## Your task:
Extract each line from the entries below that has the string "username" in it.

## Data provided:

· · · · · · ·

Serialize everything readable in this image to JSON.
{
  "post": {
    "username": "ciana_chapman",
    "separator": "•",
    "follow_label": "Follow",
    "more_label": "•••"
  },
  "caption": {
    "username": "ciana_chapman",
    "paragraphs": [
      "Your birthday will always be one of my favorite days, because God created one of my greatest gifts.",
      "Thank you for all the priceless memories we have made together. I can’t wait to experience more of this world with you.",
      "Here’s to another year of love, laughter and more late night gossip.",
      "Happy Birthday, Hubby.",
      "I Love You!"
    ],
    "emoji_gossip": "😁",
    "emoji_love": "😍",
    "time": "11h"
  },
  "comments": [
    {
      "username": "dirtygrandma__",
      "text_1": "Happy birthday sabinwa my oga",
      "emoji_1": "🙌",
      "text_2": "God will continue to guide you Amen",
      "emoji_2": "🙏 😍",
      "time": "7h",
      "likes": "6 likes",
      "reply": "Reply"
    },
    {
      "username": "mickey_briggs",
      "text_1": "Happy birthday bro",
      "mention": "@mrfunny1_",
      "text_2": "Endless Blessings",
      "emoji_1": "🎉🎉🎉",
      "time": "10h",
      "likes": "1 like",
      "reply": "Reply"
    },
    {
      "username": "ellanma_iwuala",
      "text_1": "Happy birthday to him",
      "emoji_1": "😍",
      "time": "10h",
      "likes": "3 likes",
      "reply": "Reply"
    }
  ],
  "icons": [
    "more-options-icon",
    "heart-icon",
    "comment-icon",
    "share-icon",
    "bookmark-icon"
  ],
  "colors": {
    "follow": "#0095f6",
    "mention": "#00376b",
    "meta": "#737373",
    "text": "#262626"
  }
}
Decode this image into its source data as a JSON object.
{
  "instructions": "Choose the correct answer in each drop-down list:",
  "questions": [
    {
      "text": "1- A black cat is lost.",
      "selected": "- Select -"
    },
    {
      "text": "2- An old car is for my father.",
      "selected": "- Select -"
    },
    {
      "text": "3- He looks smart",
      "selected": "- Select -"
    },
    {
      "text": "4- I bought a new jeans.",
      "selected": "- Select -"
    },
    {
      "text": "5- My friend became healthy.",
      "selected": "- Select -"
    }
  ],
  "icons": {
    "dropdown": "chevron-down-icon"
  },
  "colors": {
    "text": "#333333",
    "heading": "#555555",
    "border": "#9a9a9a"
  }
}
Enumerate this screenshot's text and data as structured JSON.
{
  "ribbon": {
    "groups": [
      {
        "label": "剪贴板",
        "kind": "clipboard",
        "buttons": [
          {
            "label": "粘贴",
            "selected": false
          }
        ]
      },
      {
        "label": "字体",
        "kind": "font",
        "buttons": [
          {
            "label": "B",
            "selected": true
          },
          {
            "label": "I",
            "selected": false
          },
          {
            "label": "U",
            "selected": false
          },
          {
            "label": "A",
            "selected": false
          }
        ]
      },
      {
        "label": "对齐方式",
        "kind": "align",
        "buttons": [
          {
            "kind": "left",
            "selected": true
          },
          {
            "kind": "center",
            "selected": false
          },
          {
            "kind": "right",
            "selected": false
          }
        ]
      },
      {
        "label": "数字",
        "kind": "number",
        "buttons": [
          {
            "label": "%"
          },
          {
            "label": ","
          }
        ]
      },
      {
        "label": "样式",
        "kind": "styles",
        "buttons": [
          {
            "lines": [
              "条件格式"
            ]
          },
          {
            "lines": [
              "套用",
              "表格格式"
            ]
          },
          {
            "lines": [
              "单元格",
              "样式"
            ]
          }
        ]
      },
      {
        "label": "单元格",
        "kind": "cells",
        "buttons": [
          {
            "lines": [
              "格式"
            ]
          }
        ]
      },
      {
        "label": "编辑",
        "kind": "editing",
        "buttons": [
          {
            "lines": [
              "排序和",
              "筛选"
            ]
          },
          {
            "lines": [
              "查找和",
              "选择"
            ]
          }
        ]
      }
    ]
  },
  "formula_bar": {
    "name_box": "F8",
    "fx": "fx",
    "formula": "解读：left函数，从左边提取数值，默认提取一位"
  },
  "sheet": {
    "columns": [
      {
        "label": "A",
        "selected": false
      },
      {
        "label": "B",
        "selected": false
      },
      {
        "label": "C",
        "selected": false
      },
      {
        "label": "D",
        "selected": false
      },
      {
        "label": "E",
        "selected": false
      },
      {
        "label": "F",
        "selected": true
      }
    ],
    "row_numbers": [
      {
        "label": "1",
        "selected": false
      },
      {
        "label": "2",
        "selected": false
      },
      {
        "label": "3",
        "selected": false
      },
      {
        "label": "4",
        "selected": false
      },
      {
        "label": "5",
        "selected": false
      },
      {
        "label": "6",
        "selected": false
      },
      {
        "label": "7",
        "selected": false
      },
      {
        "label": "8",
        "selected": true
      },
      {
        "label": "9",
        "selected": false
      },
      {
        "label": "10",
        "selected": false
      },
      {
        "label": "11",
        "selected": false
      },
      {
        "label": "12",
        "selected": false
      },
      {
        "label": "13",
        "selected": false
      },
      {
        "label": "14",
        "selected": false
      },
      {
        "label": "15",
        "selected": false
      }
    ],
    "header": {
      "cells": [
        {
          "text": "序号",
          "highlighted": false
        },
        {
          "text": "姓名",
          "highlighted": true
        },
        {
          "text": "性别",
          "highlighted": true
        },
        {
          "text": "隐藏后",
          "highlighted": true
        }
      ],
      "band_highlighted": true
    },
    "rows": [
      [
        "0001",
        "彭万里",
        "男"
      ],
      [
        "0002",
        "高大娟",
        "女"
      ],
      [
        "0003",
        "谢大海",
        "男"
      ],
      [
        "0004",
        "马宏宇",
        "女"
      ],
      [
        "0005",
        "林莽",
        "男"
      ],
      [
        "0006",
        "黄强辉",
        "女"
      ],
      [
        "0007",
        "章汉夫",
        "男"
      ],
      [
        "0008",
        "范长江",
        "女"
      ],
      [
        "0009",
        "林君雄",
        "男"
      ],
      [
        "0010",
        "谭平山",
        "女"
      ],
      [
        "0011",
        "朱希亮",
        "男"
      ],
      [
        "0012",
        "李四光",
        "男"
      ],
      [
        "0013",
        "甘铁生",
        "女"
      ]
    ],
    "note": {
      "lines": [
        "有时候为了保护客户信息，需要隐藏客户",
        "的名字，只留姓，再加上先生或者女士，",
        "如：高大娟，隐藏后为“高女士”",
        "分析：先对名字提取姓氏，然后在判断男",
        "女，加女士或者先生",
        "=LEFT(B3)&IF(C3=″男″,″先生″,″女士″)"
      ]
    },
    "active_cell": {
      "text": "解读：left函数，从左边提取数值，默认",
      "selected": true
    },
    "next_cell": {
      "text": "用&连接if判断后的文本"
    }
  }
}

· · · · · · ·

## Answer space:
    "username": "ciana_chapman",
    "username": "ciana_chapman",
      "username": "dirtygrandma__",
      "username": "mickey_briggs",
      "username": "ellanma_iwuala",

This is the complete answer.